Dilshan shellshocked by defeat
Sri Lanka captain Tillakaratne Dilshan was at a loss to explain how his side had slumped to defeat in the first Test against England at Cardiff as they were skittled for just 82 on the final afternoon to lose by an innings and 14 runs.
There had appeared to be little prospect of a result at Cardiff, particularly when rain washed out the morning session for the fourth time in five days.
When play got under way at 3pm, with almost a day-and-a-half of time lost in total, England batted for just two overs to allow Ian Bell to complete his 13th Test century before declaring on 496 for five, a lead of 96.
That left the tourists needing to bat for 51 overs to secure a draw, but they were not up to the task as Chris Tremlett, who was brilliant with the new ball in the absence of the injured James Anderson on his way to 4-40, and Graeme Swann, with 4-16, ripped through the Sri Lankan line-up in an astonishing 24.4 overs.
And a shell-shocked Dilshan was utterly bemused by his side's performance, which included losing eight wickets for 49 runs after tea, particularly in the wake of the respectable 400 they had compiled batting first.
He said: "It's very difficult to explain, I can't believe we got out in just 25 overs with such a good batting line-up like we have. We lost the match because we batted really badly today.
"We knew we would be batting for at least 45 or 50 overs. We knew looking forward in the morning that they would declare, everyone knew that after Bell's hundred they would declare, but I cannot explain what happened.
"Our batting line-up has guys like Mahela (Jayawardene), Kumar (Sangakkara), Thilan (Samaraweera) and myself, we are experienced players and we need to regroup as soon as possible and come back for the next Test on Friday."
Their 82 was Sri Lanka's lowest Test score in England, and their joint-fourth lowest of all time, but Dilshan, who was dismissed for 10 after giving a return catch to the towering Tremlett via his glove and thigh pad, said his side could have no complaints about the wicket.

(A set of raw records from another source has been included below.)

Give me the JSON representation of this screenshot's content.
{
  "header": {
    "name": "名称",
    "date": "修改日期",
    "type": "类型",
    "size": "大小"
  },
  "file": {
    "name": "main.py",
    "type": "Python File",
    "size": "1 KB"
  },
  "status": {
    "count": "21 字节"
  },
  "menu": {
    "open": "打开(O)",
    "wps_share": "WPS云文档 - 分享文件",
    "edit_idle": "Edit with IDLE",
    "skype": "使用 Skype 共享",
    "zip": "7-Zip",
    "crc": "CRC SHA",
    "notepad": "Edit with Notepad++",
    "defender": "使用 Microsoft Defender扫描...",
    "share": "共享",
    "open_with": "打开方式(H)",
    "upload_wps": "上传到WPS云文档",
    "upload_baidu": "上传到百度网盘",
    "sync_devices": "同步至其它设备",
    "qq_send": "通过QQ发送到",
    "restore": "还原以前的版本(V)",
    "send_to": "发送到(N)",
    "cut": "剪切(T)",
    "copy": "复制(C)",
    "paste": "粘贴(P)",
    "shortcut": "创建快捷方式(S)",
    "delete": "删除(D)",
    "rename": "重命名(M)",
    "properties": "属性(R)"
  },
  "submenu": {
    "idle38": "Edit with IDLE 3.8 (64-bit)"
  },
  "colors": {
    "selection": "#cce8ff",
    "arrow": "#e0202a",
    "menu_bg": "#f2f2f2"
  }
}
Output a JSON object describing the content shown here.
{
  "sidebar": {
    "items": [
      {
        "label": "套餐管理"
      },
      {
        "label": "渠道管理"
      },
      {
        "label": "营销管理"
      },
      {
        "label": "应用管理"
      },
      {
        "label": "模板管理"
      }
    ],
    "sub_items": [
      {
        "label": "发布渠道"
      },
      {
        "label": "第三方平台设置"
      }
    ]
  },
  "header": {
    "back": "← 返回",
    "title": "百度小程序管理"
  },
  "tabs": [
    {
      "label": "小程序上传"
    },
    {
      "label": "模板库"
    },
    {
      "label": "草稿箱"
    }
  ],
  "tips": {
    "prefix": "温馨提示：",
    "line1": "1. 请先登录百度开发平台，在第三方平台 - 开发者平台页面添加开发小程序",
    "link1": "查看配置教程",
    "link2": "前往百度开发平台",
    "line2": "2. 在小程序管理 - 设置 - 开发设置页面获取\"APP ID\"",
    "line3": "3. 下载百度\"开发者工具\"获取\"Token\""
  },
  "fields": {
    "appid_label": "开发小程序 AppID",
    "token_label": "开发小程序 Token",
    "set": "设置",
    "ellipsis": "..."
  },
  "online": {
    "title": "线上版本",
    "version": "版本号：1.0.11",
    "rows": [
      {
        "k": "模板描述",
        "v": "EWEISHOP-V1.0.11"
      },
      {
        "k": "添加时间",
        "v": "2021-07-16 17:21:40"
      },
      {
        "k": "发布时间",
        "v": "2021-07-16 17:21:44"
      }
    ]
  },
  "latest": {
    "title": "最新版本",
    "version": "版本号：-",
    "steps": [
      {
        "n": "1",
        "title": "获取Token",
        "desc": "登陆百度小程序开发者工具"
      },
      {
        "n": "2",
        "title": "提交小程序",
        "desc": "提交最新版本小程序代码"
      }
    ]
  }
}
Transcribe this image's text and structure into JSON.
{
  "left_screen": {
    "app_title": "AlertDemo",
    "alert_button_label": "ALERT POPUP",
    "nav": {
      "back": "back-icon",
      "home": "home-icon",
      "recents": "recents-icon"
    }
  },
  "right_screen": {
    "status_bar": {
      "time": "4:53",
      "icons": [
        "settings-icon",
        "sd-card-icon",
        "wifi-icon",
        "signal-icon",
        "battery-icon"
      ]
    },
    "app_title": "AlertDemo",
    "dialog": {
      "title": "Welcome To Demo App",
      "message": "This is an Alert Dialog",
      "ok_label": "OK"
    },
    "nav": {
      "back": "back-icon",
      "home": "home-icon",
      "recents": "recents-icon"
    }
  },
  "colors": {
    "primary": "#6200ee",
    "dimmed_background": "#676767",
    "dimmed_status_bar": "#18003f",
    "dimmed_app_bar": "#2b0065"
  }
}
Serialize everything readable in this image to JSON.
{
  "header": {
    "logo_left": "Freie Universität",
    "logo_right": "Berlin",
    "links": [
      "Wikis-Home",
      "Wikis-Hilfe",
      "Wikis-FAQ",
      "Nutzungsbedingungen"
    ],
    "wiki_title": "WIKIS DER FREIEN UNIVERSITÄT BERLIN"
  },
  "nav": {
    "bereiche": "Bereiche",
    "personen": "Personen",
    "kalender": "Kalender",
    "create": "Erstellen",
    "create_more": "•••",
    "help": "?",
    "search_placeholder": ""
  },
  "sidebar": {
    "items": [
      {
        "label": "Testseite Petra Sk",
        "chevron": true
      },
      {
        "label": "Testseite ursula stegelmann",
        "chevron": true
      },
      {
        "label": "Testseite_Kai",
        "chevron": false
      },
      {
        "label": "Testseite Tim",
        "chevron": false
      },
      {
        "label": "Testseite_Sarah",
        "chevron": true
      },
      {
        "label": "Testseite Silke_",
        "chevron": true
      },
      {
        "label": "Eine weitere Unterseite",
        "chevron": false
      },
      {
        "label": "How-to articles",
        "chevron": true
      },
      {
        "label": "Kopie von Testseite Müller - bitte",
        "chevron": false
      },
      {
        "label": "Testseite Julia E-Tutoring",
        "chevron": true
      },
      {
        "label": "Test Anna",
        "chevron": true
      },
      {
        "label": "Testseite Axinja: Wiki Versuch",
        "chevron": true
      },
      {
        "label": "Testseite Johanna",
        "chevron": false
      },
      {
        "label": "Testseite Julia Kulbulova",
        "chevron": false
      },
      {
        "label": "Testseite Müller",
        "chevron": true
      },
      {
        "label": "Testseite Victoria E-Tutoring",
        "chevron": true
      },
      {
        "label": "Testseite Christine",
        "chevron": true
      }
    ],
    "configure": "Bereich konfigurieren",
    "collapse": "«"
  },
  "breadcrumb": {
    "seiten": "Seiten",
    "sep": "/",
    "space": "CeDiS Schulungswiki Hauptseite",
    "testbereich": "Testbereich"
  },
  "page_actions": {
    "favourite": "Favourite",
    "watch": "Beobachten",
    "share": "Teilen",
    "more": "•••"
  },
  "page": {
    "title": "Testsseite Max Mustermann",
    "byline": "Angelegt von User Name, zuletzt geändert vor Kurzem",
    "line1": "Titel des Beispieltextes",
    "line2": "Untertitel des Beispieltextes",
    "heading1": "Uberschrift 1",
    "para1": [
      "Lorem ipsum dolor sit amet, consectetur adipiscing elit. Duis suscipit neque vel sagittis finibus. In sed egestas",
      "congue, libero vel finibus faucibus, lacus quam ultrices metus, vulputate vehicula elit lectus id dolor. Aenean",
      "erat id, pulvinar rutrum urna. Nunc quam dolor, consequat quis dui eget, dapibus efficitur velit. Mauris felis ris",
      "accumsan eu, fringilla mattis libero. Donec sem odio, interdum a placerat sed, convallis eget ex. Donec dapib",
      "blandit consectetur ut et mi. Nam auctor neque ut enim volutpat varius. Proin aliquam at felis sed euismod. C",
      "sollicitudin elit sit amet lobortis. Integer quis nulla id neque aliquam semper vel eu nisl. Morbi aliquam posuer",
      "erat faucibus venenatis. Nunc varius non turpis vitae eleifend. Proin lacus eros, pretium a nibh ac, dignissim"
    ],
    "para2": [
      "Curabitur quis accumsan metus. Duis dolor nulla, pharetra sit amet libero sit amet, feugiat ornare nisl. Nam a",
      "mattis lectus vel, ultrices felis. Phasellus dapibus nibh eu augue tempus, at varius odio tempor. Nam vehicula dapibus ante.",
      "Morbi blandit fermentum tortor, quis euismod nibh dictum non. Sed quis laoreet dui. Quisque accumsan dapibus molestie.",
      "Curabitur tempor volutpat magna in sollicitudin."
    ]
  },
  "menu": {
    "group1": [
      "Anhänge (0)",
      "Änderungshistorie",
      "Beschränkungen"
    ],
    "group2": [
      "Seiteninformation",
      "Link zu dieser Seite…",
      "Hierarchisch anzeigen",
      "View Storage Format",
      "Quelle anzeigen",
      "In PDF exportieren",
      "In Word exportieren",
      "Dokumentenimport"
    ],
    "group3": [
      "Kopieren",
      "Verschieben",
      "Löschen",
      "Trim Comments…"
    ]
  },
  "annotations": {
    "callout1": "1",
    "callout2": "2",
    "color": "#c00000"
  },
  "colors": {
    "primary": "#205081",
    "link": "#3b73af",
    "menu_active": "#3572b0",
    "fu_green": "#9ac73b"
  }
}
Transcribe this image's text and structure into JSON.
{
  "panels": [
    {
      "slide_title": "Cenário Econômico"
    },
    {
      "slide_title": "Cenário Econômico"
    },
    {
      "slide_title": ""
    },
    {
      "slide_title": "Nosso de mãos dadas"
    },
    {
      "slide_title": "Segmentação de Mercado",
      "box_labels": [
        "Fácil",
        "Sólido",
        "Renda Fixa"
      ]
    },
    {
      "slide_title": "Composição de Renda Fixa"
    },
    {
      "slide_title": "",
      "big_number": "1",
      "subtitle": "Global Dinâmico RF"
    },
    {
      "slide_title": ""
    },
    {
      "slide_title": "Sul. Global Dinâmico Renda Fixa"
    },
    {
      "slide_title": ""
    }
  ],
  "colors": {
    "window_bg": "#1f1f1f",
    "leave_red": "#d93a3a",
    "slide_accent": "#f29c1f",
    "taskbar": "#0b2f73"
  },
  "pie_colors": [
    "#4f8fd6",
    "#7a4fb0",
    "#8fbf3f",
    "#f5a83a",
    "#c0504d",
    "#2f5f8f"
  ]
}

"It was a very good wicket with a little bit of turn and a bit of bounce," he said.
"It was a very good track. In the last two days it was good for batting, but we didn't bat well. That was the main issue, but it was really good for Test cricket."
It was a desperately disappointing way for Dilshan's first game as captain of his country to end, but he insisted he will remain calm with such a short turnaround until the second game of the three-match series at Lord's on Friday.
He said: "I am really calm, I can't be angry. We have to regroup and talk about it and try and get the maximum out of the young players and learn from the experience.
"We have another Test match on Friday. We can forget about what has happened in the last five days and look forward to Friday.
"It will be difficult to forget this Test match but we have to stick together as a team, do whatever we can outside of cricket to get together and forget about everything."